▶ TASK PROMPT
What is needed is an exact copy of the records, with the images left out.

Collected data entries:
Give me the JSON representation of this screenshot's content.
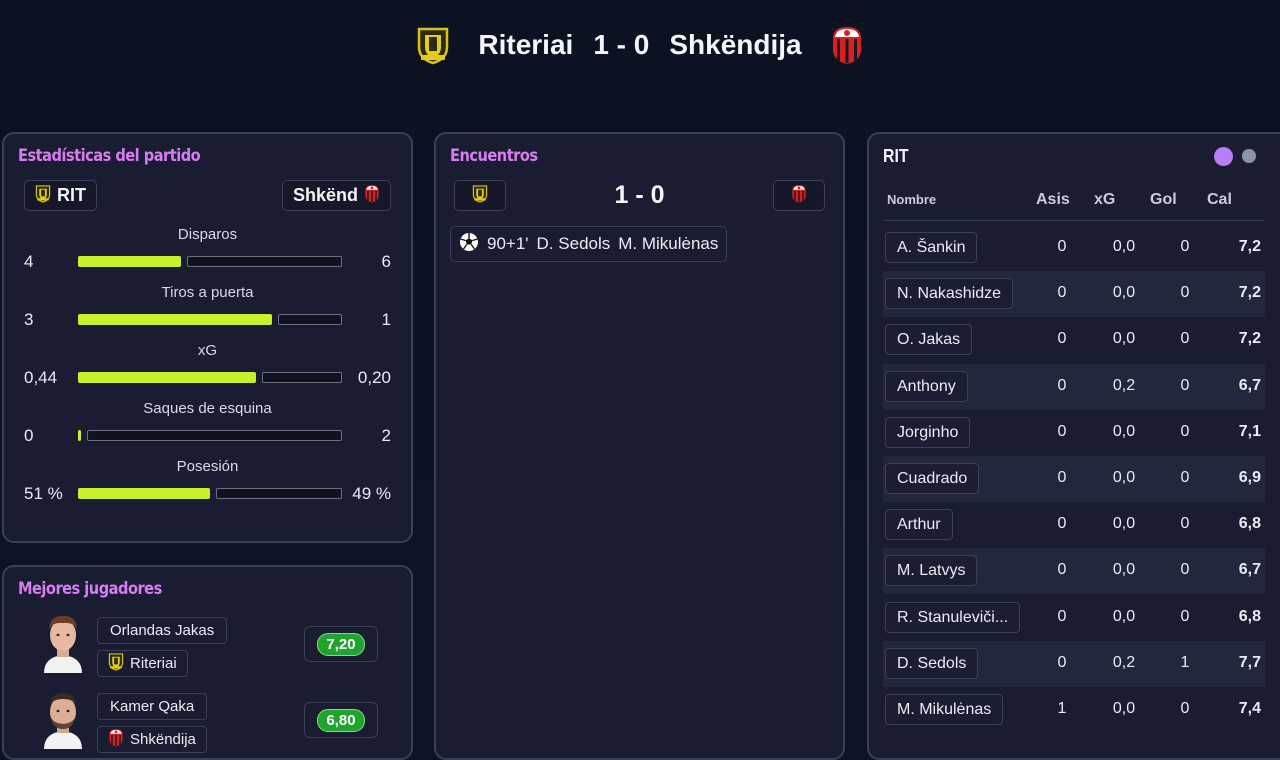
{
  "header": {
    "home_team": "Riteriai",
    "score": "1 - 0",
    "away_team": "Shkëndija"
  },
  "colors": {
    "accent_title": "#d77cf2",
    "bar_home": "#c8f12d",
    "rating_green": "#21a32f"
  },
  "stats_panel": {
    "title": "Estadísticas del partido",
    "home_abbr": "RIT",
    "away_abbr": "Shkënd",
    "rows": [
      {
        "label": "Disparos",
        "home": "4",
        "away": "6",
        "home_fraction": 0.4
      },
      {
        "label": "Tiros a puerta",
        "home": "3",
        "away": "1",
        "home_fraction": 0.75
      },
      {
        "label": "xG",
        "home": "0,44",
        "away": "0,20",
        "home_fraction": 0.69
      },
      {
        "label": "Saques de esquina",
        "home": "0",
        "away": "2",
        "home_fraction": 0.0
      },
      {
        "label": "Posesión",
        "home": "51 %",
        "away": "49 %",
        "home_fraction": 0.51
      }
    ]
  },
  "best_players": {
    "title": "Mejores jugadores",
    "players": [
      {
        "name": "Orlandas Jakas",
        "team": "Riteriai",
        "rating": "7,20",
        "crest": "riteriai-crest-icon"
      },
      {
        "name": "Kamer Qaka",
        "team": "Shkëndija",
        "rating": "6,80",
        "crest": "shkendija-crest-icon"
      }
    ]
  },
  "encounters": {
    "title": "Encuentros",
    "score": "1 - 0",
    "events": [
      {
        "icon": "soccer-ball-icon",
        "minute": "90+1'",
        "scorer": "D. Sedols",
        "assist": "M. Mikulėnas"
      }
    ]
  },
  "lineup": {
    "title": "RIT",
    "columns": {
      "name": "Nombre",
      "asis": "Asis",
      "xg": "xG",
      "gol": "Gol",
      "cal": "Cal"
    },
    "rows": [
      {
        "name": "A. Šankin",
        "asis": "0",
        "xg": "0,0",
        "gol": "0",
        "cal": "7,2"
      },
      {
        "name": "N. Nakashidze",
        "asis": "0",
        "xg": "0,0",
        "gol": "0",
        "cal": "7,2"
      },
      {
        "name": "O. Jakas",
        "asis": "0",
        "xg": "0,0",
        "gol": "0",
        "cal": "7,2"
      },
      {
        "name": "Anthony",
        "asis": "0",
        "xg": "0,2",
        "gol": "0",
        "cal": "6,7"
      },
      {
        "name": "Jorginho",
        "asis": "0",
        "xg": "0,0",
        "gol": "0",
        "cal": "7,1"
      },
      {
        "name": "Cuadrado",
        "asis": "0",
        "xg": "0,0",
        "gol": "0",
        "cal": "6,9"
      },
      {
        "name": "Arthur",
        "asis": "0",
        "xg": "0,0",
        "gol": "0",
        "cal": "6,8"
      },
      {
        "name": "M. Latvys",
        "asis": "0",
        "xg": "0,0",
        "gol": "0",
        "cal": "6,7"
      },
      {
        "name": "R. Stanuleviči...",
        "asis": "0",
        "xg": "0,0",
        "gol": "0",
        "cal": "6,8"
      },
      {
        "name": "D. Sedols",
        "asis": "0",
        "xg": "0,2",
        "gol": "1",
        "cal": "7,7"
      },
      {
        "name": "M. Mikulėnas",
        "asis": "1",
        "xg": "0,0",
        "gol": "0",
        "cal": "7,4"
      }
    ]
  }
}
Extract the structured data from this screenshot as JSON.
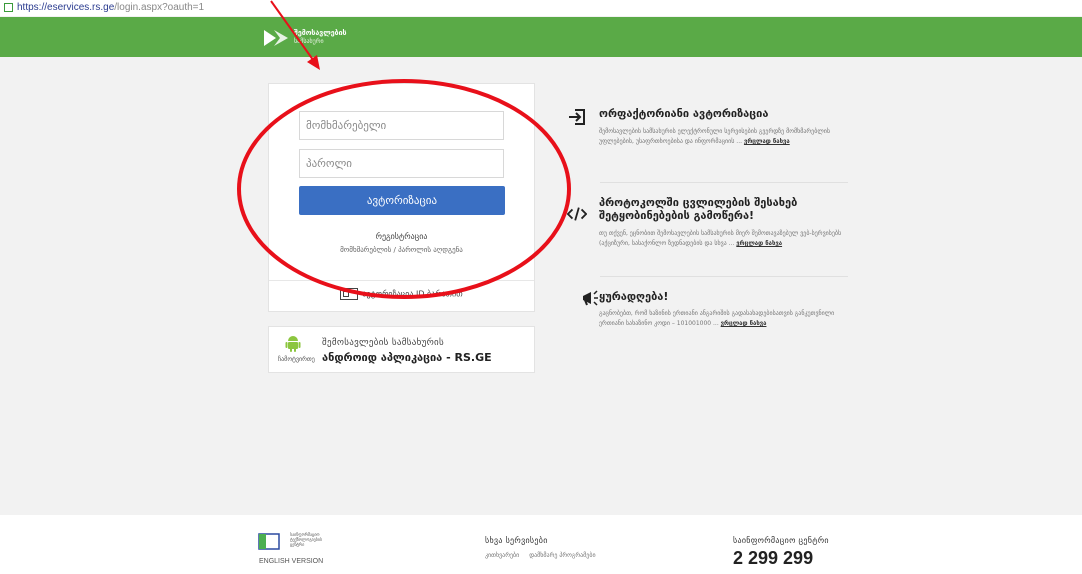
{
  "browser": {
    "url_host": "https://eservices.rs.ge",
    "url_path": "/login.aspx?oauth=1"
  },
  "header": {
    "brand_name": "შემოსავლების",
    "brand_sub": "სამსახური"
  },
  "login": {
    "username_placeholder": "მომხმარებელი",
    "password_placeholder": "პაროლი",
    "login_button": "ავტორიზაცია",
    "register_link": "რეგისტრაცია",
    "recover_link": "მომხმარებლის / პაროლის აღდგენა",
    "id_card_login": "ავტორიზაცია ID ბარათით"
  },
  "android": {
    "download": "ჩამოტვირთე",
    "line1": "შემოსავლების სამსახურის",
    "line2": "ანდროიდ აპლიკაცია - RS.GE"
  },
  "news": [
    {
      "icon": "sign-in-icon",
      "title": "ორფაქტორიანი ავტორიზაცია",
      "body": "შემოსავლების სამსახურის ელექტრონული სერვისების გვერდზე მომხმარებლის უფლებების, უსაფრთხოებისა და ინფორმაციის ...",
      "more": "ვრცლად ნახვა"
    },
    {
      "icon": "code-icon",
      "title": "პროტოკოლში ცვლილების შესახებ შეტყობინებების გამოწერა!",
      "body": "თუ თქვენ, ეცნობით შემოსავლების სამსახურის მიერ შემოთავაზებულ ვებ-სერვისებს (აქციზური, სასაქონლო ზედნადების და სხვა ...",
      "more": "ვრცლად ნახვა"
    },
    {
      "icon": "megaphone-icon",
      "title": "ყურადღება!",
      "body": "გაცნობებთ, რომ ხაზინის ერთიანი ანგარიშის გადასახადებისათვის განკუთვნილი ერთიანი სახაზინო კოდი – 101001000 ...",
      "more": "ვრცლად ნახვა"
    }
  ],
  "footer": {
    "logo_text_1": "საინფორმაციო",
    "logo_text_2": "ტექნოლოგიების",
    "logo_text_3": "ცენტრი",
    "english": "ENGLISH VERSION",
    "services_title": "სხვა სერვისები",
    "service_links": [
      "კითხვარები",
      "დამხმარე პროგრამები"
    ],
    "info_center": "საინფორმაციო ცენტრი",
    "phone": "2 299 299"
  },
  "colors": {
    "header_green": "#5aaa47",
    "button_blue": "#3a6fc3",
    "annotation_red": "#e8101a"
  }
}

▶ SOLVED EXERCISE
Give me the JSON representation of this screenshot's content.
{
  "header": {
    "home_team": "Riteriai",
    "score": "1 - 0",
    "away_team": "Shkëndija"
  },
  "colors": {
    "accent_title": "#d77cf2",
    "bar_home": "#c8f12d",
    "rating_green": "#21a32f"
  },
  "stats_panel": {
    "title": "Estadísticas del partido",
    "home_abbr": "RIT",
    "away_abbr": "Shkënd",
    "rows": [
      {
        "label": "Disparos",
        "home": "4",
        "away": "6",
        "home_fraction": 0.4
      },
      {
        "label": "Tiros a puerta",
        "home": "3",
        "away": "1",
        "home_fraction": 0.75
      },
      {
        "label": "xG",
        "home": "0,44",
        "away": "0,20",
        "home_fraction": 0.69
      },
      {
        "label": "Saques de esquina",
        "home": "0",
        "away": "2",
        "home_fraction": 0.0
      },
      {
        "label": "Posesión",
        "home": "51 %",
        "away": "49 %",
        "home_fraction": 0.51
      }
    ]
  },
  "best_players": {
    "title": "Mejores jugadores",
    "players": [
      {
        "name": "Orlandas Jakas",
        "team": "Riteriai",
        "rating": "7,20",
        "crest": "riteriai-crest-icon"
      },
      {
        "name": "Kamer Qaka",
        "team": "Shkëndija",
        "rating": "6,80",
        "crest": "shkendija-crest-icon"
      }
    ]
  },
  "encounters": {
    "title": "Encuentros",
    "score": "1 - 0",
    "events": [
      {
        "icon": "soccer-ball-icon",
        "minute": "90+1'",
        "scorer": "D. Sedols",
        "assist": "M. Mikulėnas"
      }
    ]
  },
  "lineup": {
    "title": "RIT",
    "columns": {
      "name": "Nombre",
      "asis": "Asis",
      "xg": "xG",
      "gol": "Gol",
      "cal": "Cal"
    },
    "rows": [
      {
        "name": "A. Šankin",
        "asis": "0",
        "xg": "0,0",
        "gol": "0",
        "cal": "7,2"
      },
      {
        "name": "N. Nakashidze",
        "asis": "0",
        "xg": "0,0",
        "gol": "0",
        "cal": "7,2"
      },
      {
        "name": "O. Jakas",
        "asis": "0",
        "xg": "0,0",
        "gol": "0",
        "cal": "7,2"
      },
      {
        "name": "Anthony",
        "asis": "0",
        "xg": "0,2",
        "gol": "0",
        "cal": "6,7"
      },
      {
        "name": "Jorginho",
        "asis": "0",
        "xg": "0,0",
        "gol": "0",
        "cal": "7,1"
      },
      {
        "name": "Cuadrado",
        "asis": "0",
        "xg": "0,0",
        "gol": "0",
        "cal": "6,9"
      },
      {
        "name": "Arthur",
        "asis": "0",
        "xg": "0,0",
        "gol": "0",
        "cal": "6,8"
      },
      {
        "name": "M. Latvys",
        "asis": "0",
        "xg": "0,0",
        "gol": "0",
        "cal": "6,7"
      },
      {
        "name": "R. Stanuleviči...",
        "asis": "0",
        "xg": "0,0",
        "gol": "0",
        "cal": "6,8"
      },
      {
        "name": "D. Sedols",
        "asis": "0",
        "xg": "0,2",
        "gol": "1",
        "cal": "7,7"
      },
      {
        "name": "M. Mikulėnas",
        "asis": "1",
        "xg": "0,0",
        "gol": "0",
        "cal": "7,4"
      }
    ]
  }
}
Extract the structured data from this screenshot as JSON.
{
  "browser": {
    "url_host": "https://eservices.rs.ge",
    "url_path": "/login.aspx?oauth=1"
  },
  "header": {
    "brand_name": "შემოსავლების",
    "brand_sub": "სამსახური"
  },
  "login": {
    "username_placeholder": "მომხმარებელი",
    "password_placeholder": "პაროლი",
    "login_button": "ავტორიზაცია",
    "register_link": "რეგისტრაცია",
    "recover_link": "მომხმარებლის / პაროლის აღდგენა",
    "id_card_login": "ავტორიზაცია ID ბარათით"
  },
  "android": {
    "download": "ჩამოტვირთე",
    "line1": "შემოსავლების სამსახურის",
    "line2": "ანდროიდ აპლიკაცია - RS.GE"
  },
  "news": [
    {
      "icon": "sign-in-icon",
      "title": "ორფაქტორიანი ავტორიზაცია",
      "body": "შემოსავლების სამსახურის ელექტრონული სერვისების გვერდზე მომხმარებლის უფლებების, უსაფრთხოებისა და ინფორმაციის ...",
      "more": "ვრცლად ნახვა"
    },
    {
      "icon": "code-icon",
      "title": "პროტოკოლში ცვლილების შესახებ შეტყობინებების გამოწერა!",
      "body": "თუ თქვენ, ეცნობით შემოსავლების სამსახურის მიერ შემოთავაზებულ ვებ-სერვისებს (აქციზური, სასაქონლო ზედნადების და სხვა ...",
      "more": "ვრცლად ნახვა"
    },
    {
      "icon": "megaphone-icon",
      "title": "ყურადღება!",
      "body": "გაცნობებთ, რომ ხაზინის ერთიანი ანგარიშის გადასახადებისათვის განკუთვნილი ერთიანი სახაზინო კოდი – 101001000 ...",
      "more": "ვრცლად ნახვა"
    }
  ],
  "footer": {
    "logo_text_1": "საინფორმაციო",
    "logo_text_2": "ტექნოლოგიების",
    "logo_text_3": "ცენტრი",
    "english": "ENGLISH VERSION",
    "services_title": "სხვა სერვისები",
    "service_links": [
      "კითხვარები",
      "დამხმარე პროგრამები"
    ],
    "info_center": "საინფორმაციო ცენტრი",
    "phone": "2 299 299"
  },
  "colors": {
    "header_green": "#5aaa47",
    "button_blue": "#3a6fc3",
    "annotation_red": "#e8101a"
  }
}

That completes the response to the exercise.